[Input material Boundary: Start]
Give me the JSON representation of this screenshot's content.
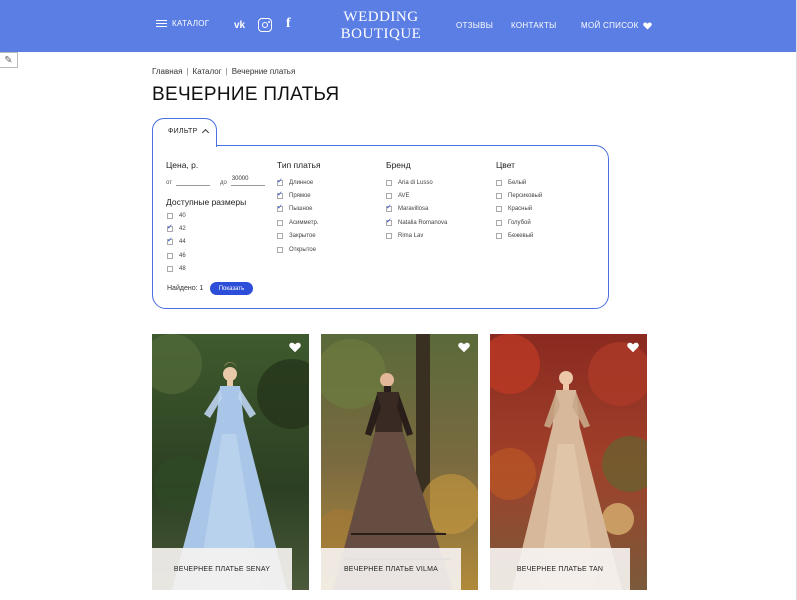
{
  "header": {
    "catalog_label": "КАТАЛОГ",
    "logo_line1": "WEDDING",
    "logo_line2": "BOUTIQUE",
    "reviews_label": "ОТЗЫВЫ",
    "contacts_label": "КОНТАКТЫ",
    "wishlist_label": "МОЙ СПИСОК",
    "social": {
      "vk": "vk",
      "facebook": "f"
    },
    "color": "#5b7ee5"
  },
  "breadcrumb": [
    "Главная",
    "Каталог",
    "Вечерние платья"
  ],
  "page_title": "ВЕЧЕРНИЕ ПЛАТЬЯ",
  "filter": {
    "tab_label": "ФИЛЬТР",
    "price": {
      "heading": "Цена, р.",
      "from_label": "от",
      "from_value": "",
      "to_label": "до",
      "to_value": "30000"
    },
    "sizes": {
      "heading": "Доступные размеры",
      "options": [
        {
          "label": "40",
          "checked": false
        },
        {
          "label": "42",
          "checked": true
        },
        {
          "label": "44",
          "checked": true
        },
        {
          "label": "46",
          "checked": false
        },
        {
          "label": "48",
          "checked": false
        }
      ]
    },
    "dress_type": {
      "heading": "Тип платья",
      "options": [
        {
          "label": "Длинное",
          "checked": true
        },
        {
          "label": "Прямое",
          "checked": true
        },
        {
          "label": "Пышное",
          "checked": true
        },
        {
          "label": "Асимметр.",
          "checked": false
        },
        {
          "label": "Закрытое",
          "checked": false
        },
        {
          "label": "Открытое",
          "checked": false
        }
      ]
    },
    "brand": {
      "heading": "Бренд",
      "options": [
        {
          "label": "Aria di Lusso",
          "checked": false
        },
        {
          "label": "AVE",
          "checked": false
        },
        {
          "label": "Maravillosa",
          "checked": true
        },
        {
          "label": "Natalia Romanova",
          "checked": true
        },
        {
          "label": "Rima Lav",
          "checked": false
        }
      ]
    },
    "color": {
      "heading": "Цвет",
      "options": [
        {
          "label": "Белый",
          "checked": false
        },
        {
          "label": "Персиковый",
          "checked": false
        },
        {
          "label": "Красный",
          "checked": false
        },
        {
          "label": "Голубой",
          "checked": false
        },
        {
          "label": "Бежевый",
          "checked": false
        }
      ]
    },
    "found_text": "Найдено: 1",
    "show_button": "Показать",
    "accent": "#2d4ed8"
  },
  "products": [
    {
      "name": "ВЕЧЕРНЕЕ ПЛАТЬЕ SENAY",
      "dress_color": "#a9c6e8"
    },
    {
      "name": "ВЕЧЕРНЕЕ ПЛАТЬЕ VILMA",
      "dress_color": "#3a2a24"
    },
    {
      "name": "ВЕЧЕРНЕЕ ПЛАТЬЕ TAN",
      "dress_color": "#d8b89a"
    }
  ]
}
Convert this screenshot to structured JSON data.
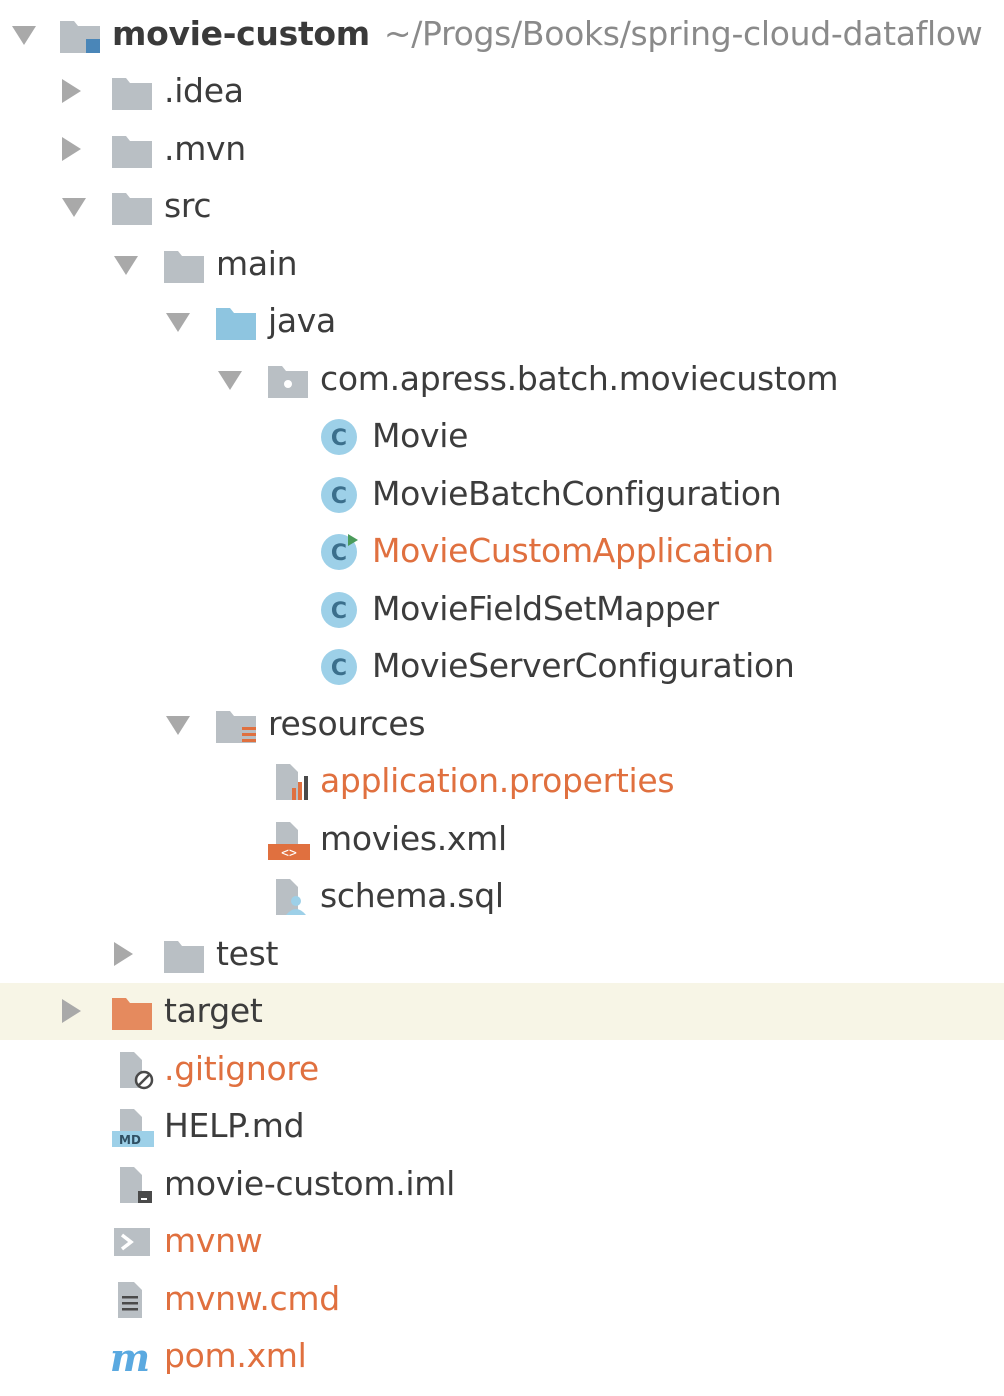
{
  "project": {
    "name": "movie-custom",
    "path": "~/Progs/Books/spring-cloud-dataflow"
  },
  "colors": {
    "folder": "#b9bfc4",
    "source_folder": "#8ec5e0",
    "excluded_folder": "#e58a5e",
    "class_circle": "#9dd0e8",
    "modified_text": "#e0703f",
    "selection": "#f7f5e6"
  },
  "tree": {
    "idea": ".idea",
    "mvn": ".mvn",
    "src": "src",
    "main": "main",
    "java": "java",
    "package": "com.apress.batch.moviecustom",
    "classes": {
      "movie": "Movie",
      "batch_config": "MovieBatchConfiguration",
      "custom_app": "MovieCustomApplication",
      "field_set_mapper": "MovieFieldSetMapper",
      "server_config": "MovieServerConfiguration"
    },
    "resources": "resources",
    "application_properties": "application.properties",
    "movies_xml": "movies.xml",
    "schema_sql": "schema.sql",
    "test": "test",
    "target": "target",
    "gitignore": ".gitignore",
    "help_md": "HELP.md",
    "iml": "movie-custom.iml",
    "mvnw": "mvnw",
    "mvnw_cmd": "mvnw.cmd",
    "pom": "pom.xml"
  },
  "icons": {
    "module": "module-folder-icon",
    "folder": "folder-icon",
    "source_folder": "source-folder-icon",
    "package": "package-icon",
    "class": "java-class-icon",
    "main_class": "java-main-class-icon",
    "resources_folder": "resources-folder-icon",
    "properties": "properties-file-icon",
    "xml": "xml-file-icon",
    "sql": "sql-file-icon",
    "excluded_folder": "excluded-folder-icon",
    "ignore": "ignore-file-icon",
    "markdown": "markdown-file-icon",
    "iml": "iml-file-icon",
    "shell": "shell-script-icon",
    "text": "text-file-icon",
    "maven": "maven-pom-icon"
  }
}
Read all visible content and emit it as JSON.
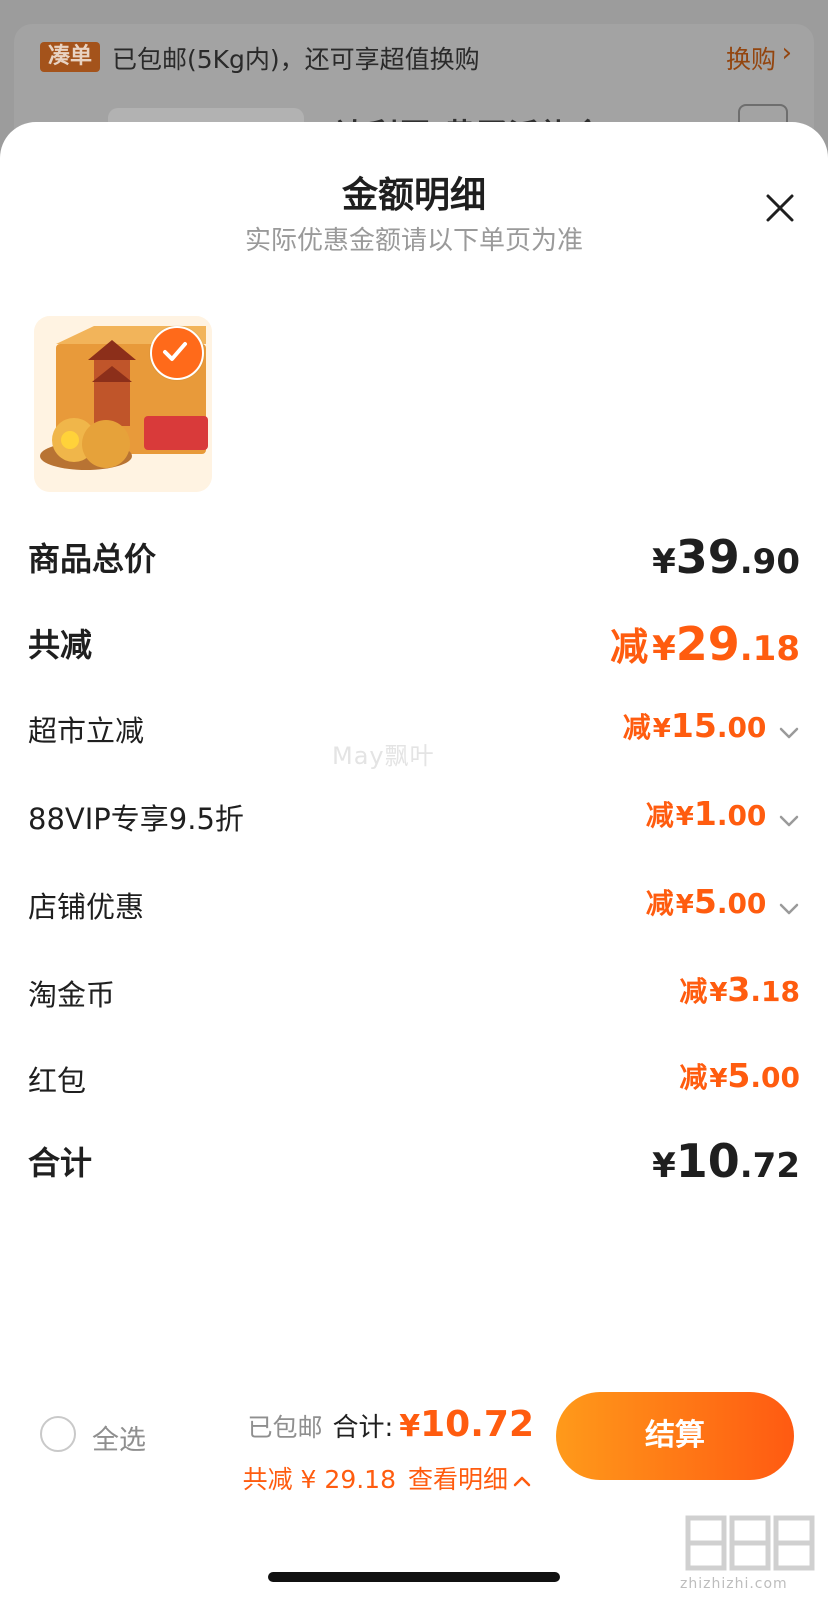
{
  "background": {
    "tag": "凑单",
    "banner_text": "已包邮(5Kg内)，还可享超值换购",
    "banner_link": "换购",
    "product_title_partial": "达利园 黄蛋派礼盒"
  },
  "sheet": {
    "title": "金额明细",
    "subtitle": "实际优惠金额请以下单页为准"
  },
  "breakdown": {
    "goods_total": {
      "label": "商品总价",
      "yen": "¥",
      "int": "39",
      "dec": ".90"
    },
    "total_discount": {
      "label": "共减",
      "prefix": "减",
      "yen": "¥",
      "int": "29",
      "dec": ".18"
    },
    "items": [
      {
        "label": "超市立减",
        "prefix": "减",
        "yen": "¥",
        "int": "15",
        "dec": ".00",
        "expandable": true
      },
      {
        "label": "88VIP专享9.5折",
        "prefix": "减",
        "yen": "¥",
        "int": "1",
        "dec": ".00",
        "expandable": true
      },
      {
        "label": "店铺优惠",
        "prefix": "减",
        "yen": "¥",
        "int": "5",
        "dec": ".00",
        "expandable": true
      },
      {
        "label": "淘金币",
        "prefix": "减",
        "yen": "¥",
        "int": "3",
        "dec": ".18",
        "expandable": false
      },
      {
        "label": "红包",
        "prefix": "减",
        "yen": "¥",
        "int": "5",
        "dec": ".00",
        "expandable": false
      }
    ],
    "grand_total": {
      "label": "合计",
      "yen": "¥",
      "int": "10",
      "dec": ".72"
    }
  },
  "watermark": "May飘叶",
  "bottom_bar": {
    "select_all": "全选",
    "free_shipping": "已包邮",
    "total_label": "合计:",
    "total_yen": "¥",
    "total_amount": "10.72",
    "discount_line": "共减 ¥ 29.18",
    "view_detail": "查看明细",
    "checkout": "结算"
  },
  "colors": {
    "accent": "#ff5c0f",
    "checkout_gradient_start": "#ff9a1a",
    "checkout_gradient_end": "#ff5a12"
  },
  "corner_logo_text": "zhizhizhi.com"
}
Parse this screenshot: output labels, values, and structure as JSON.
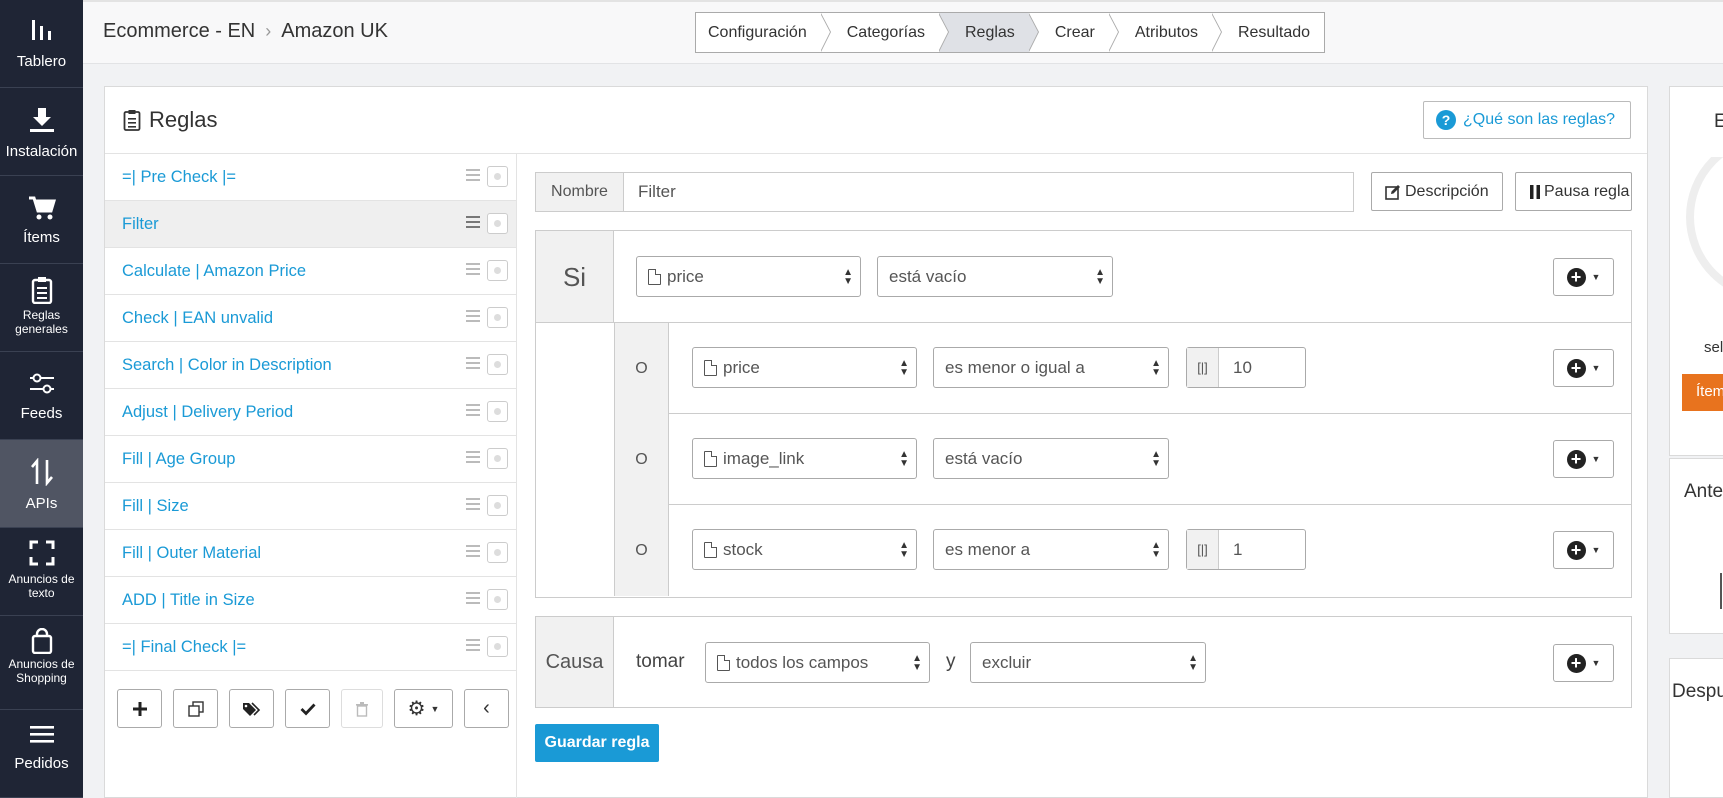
{
  "sidebar": {
    "items": [
      {
        "label": "Tablero",
        "icon": "dashboard-icon"
      },
      {
        "label": "Instalación",
        "icon": "download-icon"
      },
      {
        "label": "Ítems",
        "icon": "cart-icon"
      },
      {
        "label": "Reglas generales",
        "icon": "clipboard-icon"
      },
      {
        "label": "Feeds",
        "icon": "sliders-icon"
      },
      {
        "label": "APIs",
        "icon": "sort-arrows-icon"
      },
      {
        "label": "Anuncios de texto",
        "icon": "expand-icon"
      },
      {
        "label": "Anuncios de Shopping",
        "icon": "shopping-bag-icon"
      },
      {
        "label": "Pedidos",
        "icon": "list-icon"
      }
    ],
    "active": "APIs"
  },
  "breadcrumb": {
    "first": "Ecommerce - EN",
    "second": "Amazon UK"
  },
  "steps": [
    "Configuración",
    "Categorías",
    "Reglas",
    "Crear",
    "Atributos",
    "Resultado"
  ],
  "active_step": "Reglas",
  "panel": {
    "title": "Reglas",
    "help_label": "¿Qué son las reglas?"
  },
  "rules": [
    "=| Pre Check |=",
    "Filter",
    "Calculate | Amazon Price",
    "Check | EAN unvalid",
    "Search | Color in Description",
    "Adjust | Delivery Period",
    "Fill | Age Group",
    "Fill | Size",
    "Fill | Outer Material",
    "ADD | Title in Size",
    "=| Final Check |="
  ],
  "selected_rule": "Filter",
  "editor": {
    "name_label": "Nombre",
    "name_value": "Filter",
    "description_button": "Descripción",
    "pause_button": "Pausa regla",
    "if_label": "Si",
    "or_label": "O",
    "conditions": [
      {
        "field": "price",
        "operator": "está vacío",
        "value": null
      },
      {
        "field": "price",
        "operator": "es menor o igual a",
        "value": "10"
      },
      {
        "field": "image_link",
        "operator": "está vacío",
        "value": null
      },
      {
        "field": "stock",
        "operator": "es menor a",
        "value": "1"
      }
    ],
    "cause_label": "Causa",
    "take_label": "tomar",
    "take_field": "todos los campos",
    "and_label": "y",
    "action": "excluir",
    "save_button": "Guardar regla"
  },
  "right_column": {
    "top_letter": "E",
    "top_text": "sel",
    "orange_button": "Ítem",
    "card2_title": "Ante",
    "card3_title": "Despu"
  },
  "colors": {
    "sidebar_bg": "#1f2535",
    "link": "#1a9ad6",
    "accent_orange": "#e8731e",
    "active_nav": "#505563"
  }
}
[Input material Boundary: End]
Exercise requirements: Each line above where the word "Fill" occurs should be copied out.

Exercise output:
    "Fill | Age Group",
    "Fill | Size",
    "Fill | Outer Material",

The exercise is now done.